## TASK DIRECTIONS
From first line to last, retype the data exactly.

[Web page and app entries]

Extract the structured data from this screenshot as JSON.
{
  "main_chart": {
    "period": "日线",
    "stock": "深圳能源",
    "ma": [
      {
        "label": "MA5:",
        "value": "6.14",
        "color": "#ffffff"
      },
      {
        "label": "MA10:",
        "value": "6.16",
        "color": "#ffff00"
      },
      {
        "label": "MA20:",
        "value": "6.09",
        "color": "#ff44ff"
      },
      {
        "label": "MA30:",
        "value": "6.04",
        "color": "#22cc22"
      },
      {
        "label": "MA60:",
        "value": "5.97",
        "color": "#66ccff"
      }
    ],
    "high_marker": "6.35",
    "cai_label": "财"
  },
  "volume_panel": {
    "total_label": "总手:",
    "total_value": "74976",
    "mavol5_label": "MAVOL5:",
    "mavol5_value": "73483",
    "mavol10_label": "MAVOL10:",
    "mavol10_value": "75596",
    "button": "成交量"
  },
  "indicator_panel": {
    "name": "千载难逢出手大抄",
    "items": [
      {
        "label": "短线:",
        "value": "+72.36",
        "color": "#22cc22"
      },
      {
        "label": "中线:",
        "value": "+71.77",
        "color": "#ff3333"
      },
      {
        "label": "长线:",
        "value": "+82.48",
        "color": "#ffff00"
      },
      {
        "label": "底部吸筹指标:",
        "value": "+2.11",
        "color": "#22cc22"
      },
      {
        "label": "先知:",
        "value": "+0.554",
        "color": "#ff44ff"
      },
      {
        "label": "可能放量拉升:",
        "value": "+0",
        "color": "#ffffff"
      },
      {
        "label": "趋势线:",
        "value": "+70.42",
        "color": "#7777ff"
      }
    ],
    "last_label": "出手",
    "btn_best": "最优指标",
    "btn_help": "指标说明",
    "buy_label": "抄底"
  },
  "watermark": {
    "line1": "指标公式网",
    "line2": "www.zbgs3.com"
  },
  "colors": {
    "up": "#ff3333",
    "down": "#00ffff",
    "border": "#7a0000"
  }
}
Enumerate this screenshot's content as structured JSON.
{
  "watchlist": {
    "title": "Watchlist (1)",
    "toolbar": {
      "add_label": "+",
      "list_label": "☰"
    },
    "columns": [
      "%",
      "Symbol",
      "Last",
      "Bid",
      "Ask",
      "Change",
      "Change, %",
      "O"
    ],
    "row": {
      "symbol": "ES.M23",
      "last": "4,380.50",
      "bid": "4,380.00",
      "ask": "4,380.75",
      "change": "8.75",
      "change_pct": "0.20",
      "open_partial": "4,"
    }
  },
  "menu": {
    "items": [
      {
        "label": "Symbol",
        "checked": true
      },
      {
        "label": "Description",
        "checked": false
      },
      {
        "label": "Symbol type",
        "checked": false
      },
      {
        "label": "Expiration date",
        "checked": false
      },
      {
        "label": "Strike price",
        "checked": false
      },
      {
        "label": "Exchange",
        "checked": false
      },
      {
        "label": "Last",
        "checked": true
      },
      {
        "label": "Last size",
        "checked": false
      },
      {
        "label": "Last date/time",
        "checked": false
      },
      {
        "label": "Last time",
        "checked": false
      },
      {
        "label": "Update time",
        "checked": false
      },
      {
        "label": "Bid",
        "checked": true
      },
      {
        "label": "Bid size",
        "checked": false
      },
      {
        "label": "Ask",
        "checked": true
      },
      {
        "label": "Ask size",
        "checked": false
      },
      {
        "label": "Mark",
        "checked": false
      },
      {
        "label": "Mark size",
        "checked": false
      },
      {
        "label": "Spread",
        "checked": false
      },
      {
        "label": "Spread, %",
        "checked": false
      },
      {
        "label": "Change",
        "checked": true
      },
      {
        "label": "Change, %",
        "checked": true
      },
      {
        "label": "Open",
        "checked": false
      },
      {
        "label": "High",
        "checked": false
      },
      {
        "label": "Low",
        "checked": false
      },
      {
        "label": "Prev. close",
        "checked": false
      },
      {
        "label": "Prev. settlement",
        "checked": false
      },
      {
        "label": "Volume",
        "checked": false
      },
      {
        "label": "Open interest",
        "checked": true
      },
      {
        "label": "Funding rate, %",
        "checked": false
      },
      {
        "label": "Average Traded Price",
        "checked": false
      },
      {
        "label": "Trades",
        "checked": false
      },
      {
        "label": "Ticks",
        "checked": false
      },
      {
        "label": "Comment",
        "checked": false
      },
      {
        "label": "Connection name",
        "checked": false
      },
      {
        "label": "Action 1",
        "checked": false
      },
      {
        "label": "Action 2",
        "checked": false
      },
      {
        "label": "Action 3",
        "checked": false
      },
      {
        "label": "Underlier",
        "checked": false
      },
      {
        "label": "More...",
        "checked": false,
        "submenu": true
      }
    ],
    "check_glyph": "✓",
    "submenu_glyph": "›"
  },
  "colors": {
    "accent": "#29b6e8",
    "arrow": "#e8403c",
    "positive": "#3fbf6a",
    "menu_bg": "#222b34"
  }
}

## EXPECTED OUTPUT
Extract the structured data from this screenshot as JSON.
{
  "main_chart": {
    "period": "日线",
    "stock": "深圳能源",
    "ma": [
      {
        "label": "MA5:",
        "value": "6.14",
        "color": "#ffffff"
      },
      {
        "label": "MA10:",
        "value": "6.16",
        "color": "#ffff00"
      },
      {
        "label": "MA20:",
        "value": "6.09",
        "color": "#ff44ff"
      },
      {
        "label": "MA30:",
        "value": "6.04",
        "color": "#22cc22"
      },
      {
        "label": "MA60:",
        "value": "5.97",
        "color": "#66ccff"
      }
    ],
    "high_marker": "6.35",
    "cai_label": "财"
  },
  "volume_panel": {
    "total_label": "总手:",
    "total_value": "74976",
    "mavol5_label": "MAVOL5:",
    "mavol5_value": "73483",
    "mavol10_label": "MAVOL10:",
    "mavol10_value": "75596",
    "button": "成交量"
  },
  "indicator_panel": {
    "name": "千载难逢出手大抄",
    "items": [
      {
        "label": "短线:",
        "value": "+72.36",
        "color": "#22cc22"
      },
      {
        "label": "中线:",
        "value": "+71.77",
        "color": "#ff3333"
      },
      {
        "label": "长线:",
        "value": "+82.48",
        "color": "#ffff00"
      },
      {
        "label": "底部吸筹指标:",
        "value": "+2.11",
        "color": "#22cc22"
      },
      {
        "label": "先知:",
        "value": "+0.554",
        "color": "#ff44ff"
      },
      {
        "label": "可能放量拉升:",
        "value": "+0",
        "color": "#ffffff"
      },
      {
        "label": "趋势线:",
        "value": "+70.42",
        "color": "#7777ff"
      }
    ],
    "last_label": "出手",
    "btn_best": "最优指标",
    "btn_help": "指标说明",
    "buy_label": "抄底"
  },
  "watermark": {
    "line1": "指标公式网",
    "line2": "www.zbgs3.com"
  },
  "colors": {
    "up": "#ff3333",
    "down": "#00ffff",
    "border": "#7a0000"
  }
}
Enumerate this screenshot's content as structured JSON.
{
  "watchlist": {
    "title": "Watchlist (1)",
    "toolbar": {
      "add_label": "+",
      "list_label": "☰"
    },
    "columns": [
      "%",
      "Symbol",
      "Last",
      "Bid",
      "Ask",
      "Change",
      "Change, %",
      "O"
    ],
    "row": {
      "symbol": "ES.M23",
      "last": "4,380.50",
      "bid": "4,380.00",
      "ask": "4,380.75",
      "change": "8.75",
      "change_pct": "0.20",
      "open_partial": "4,"
    }
  },
  "menu": {
    "items": [
      {
        "label": "Symbol",
        "checked": true
      },
      {
        "label": "Description",
        "checked": false
      },
      {
        "label": "Symbol type",
        "checked": false
      },
      {
        "label": "Expiration date",
        "checked": false
      },
      {
        "label": "Strike price",
        "checked": false
      },
      {
        "label": "Exchange",
        "checked": false
      },
      {
        "label": "Last",
        "checked": true
      },
      {
        "label": "Last size",
        "checked": false
      },
      {
        "label": "Last date/time",
        "checked": false
      },
      {
        "label": "Last time",
        "checked": false
      },
      {
        "label": "Update time",
        "checked": false
      },
      {
        "label": "Bid",
        "checked": true
      },
      {
        "label": "Bid size",
        "checked": false
      },
      {
        "label": "Ask",
        "checked": true
      },
      {
        "label": "Ask size",
        "checked": false
      },
      {
        "label": "Mark",
        "checked": false
      },
      {
        "label": "Mark size",
        "checked": false
      },
      {
        "label": "Spread",
        "checked": false
      },
      {
        "label": "Spread, %",
        "checked": false
      },
      {
        "label": "Change",
        "checked": true
      },
      {
        "label": "Change, %",
        "checked": true
      },
      {
        "label": "Open",
        "checked": false
      },
      {
        "label": "High",
        "checked": false
      },
      {
        "label": "Low",
        "checked": false
      },
      {
        "label": "Prev. close",
        "checked": false
      },
      {
        "label": "Prev. settlement",
        "checked": false
      },
      {
        "label": "Volume",
        "checked": false
      },
      {
        "label": "Open interest",
        "checked": true
      },
      {
        "label": "Funding rate, %",
        "checked": false
      },
      {
        "label": "Average Traded Price",
        "checked": false
      },
      {
        "label": "Trades",
        "checked": false
      },
      {
        "label": "Ticks",
        "checked": false
      },
      {
        "label": "Comment",
        "checked": false
      },
      {
        "label": "Connection name",
        "checked": false
      },
      {
        "label": "Action 1",
        "checked": false
      },
      {
        "label": "Action 2",
        "checked": false
      },
      {
        "label": "Action 3",
        "checked": false
      },
      {
        "label": "Underlier",
        "checked": false
      },
      {
        "label": "More...",
        "checked": false,
        "submenu": true
      }
    ],
    "check_glyph": "✓",
    "submenu_glyph": "›"
  },
  "colors": {
    "accent": "#29b6e8",
    "arrow": "#e8403c",
    "positive": "#3fbf6a",
    "menu_bg": "#222b34"
  }
}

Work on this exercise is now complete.